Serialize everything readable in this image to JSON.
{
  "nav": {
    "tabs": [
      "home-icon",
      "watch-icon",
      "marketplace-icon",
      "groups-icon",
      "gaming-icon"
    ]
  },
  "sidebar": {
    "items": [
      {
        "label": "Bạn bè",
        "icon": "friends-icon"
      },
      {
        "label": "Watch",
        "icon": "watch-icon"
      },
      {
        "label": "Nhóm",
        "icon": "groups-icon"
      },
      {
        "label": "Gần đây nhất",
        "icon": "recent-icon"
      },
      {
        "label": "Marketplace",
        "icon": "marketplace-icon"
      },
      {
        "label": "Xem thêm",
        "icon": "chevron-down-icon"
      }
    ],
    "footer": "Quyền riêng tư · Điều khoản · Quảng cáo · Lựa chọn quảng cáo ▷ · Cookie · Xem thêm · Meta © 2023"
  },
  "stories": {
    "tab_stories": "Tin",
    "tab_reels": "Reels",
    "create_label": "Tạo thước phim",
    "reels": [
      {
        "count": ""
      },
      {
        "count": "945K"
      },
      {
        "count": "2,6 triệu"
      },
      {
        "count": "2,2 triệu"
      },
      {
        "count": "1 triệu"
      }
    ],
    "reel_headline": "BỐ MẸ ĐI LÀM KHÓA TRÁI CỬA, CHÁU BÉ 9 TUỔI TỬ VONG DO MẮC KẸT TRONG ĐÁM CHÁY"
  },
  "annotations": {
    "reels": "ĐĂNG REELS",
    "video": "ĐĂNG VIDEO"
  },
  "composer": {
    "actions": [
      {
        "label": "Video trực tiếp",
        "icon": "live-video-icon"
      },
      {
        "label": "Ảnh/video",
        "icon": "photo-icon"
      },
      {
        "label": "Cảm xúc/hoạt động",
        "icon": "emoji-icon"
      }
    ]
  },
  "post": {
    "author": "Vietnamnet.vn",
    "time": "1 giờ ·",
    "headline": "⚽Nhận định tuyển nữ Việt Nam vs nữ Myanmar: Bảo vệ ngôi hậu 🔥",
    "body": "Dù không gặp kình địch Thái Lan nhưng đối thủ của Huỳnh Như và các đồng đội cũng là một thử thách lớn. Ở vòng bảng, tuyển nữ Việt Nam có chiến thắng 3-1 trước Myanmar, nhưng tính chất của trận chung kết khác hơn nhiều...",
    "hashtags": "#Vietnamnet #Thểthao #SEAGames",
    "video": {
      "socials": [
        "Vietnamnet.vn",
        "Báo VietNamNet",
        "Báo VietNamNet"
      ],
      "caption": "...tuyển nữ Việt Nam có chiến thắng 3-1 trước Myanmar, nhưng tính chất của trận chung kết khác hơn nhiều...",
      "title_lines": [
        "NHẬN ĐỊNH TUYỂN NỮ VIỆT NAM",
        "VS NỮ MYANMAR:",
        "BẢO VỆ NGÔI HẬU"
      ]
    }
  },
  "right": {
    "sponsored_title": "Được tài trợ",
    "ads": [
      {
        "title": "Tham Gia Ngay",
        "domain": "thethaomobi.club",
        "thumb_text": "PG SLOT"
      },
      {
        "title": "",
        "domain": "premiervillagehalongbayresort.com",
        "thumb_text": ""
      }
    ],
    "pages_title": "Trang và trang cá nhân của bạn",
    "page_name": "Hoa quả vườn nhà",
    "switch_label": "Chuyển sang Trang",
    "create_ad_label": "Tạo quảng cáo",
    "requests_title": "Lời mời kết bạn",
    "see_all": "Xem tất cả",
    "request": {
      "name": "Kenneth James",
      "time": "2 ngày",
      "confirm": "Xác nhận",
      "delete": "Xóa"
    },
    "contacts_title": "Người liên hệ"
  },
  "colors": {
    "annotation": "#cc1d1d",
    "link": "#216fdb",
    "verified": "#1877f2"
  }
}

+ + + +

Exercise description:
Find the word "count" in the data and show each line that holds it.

Output of the task:
        "count": ""
        "count": "945K"
        "count": "2,6 triệu"
        "count": "2,2 triệu"
        "count": "1 triệu"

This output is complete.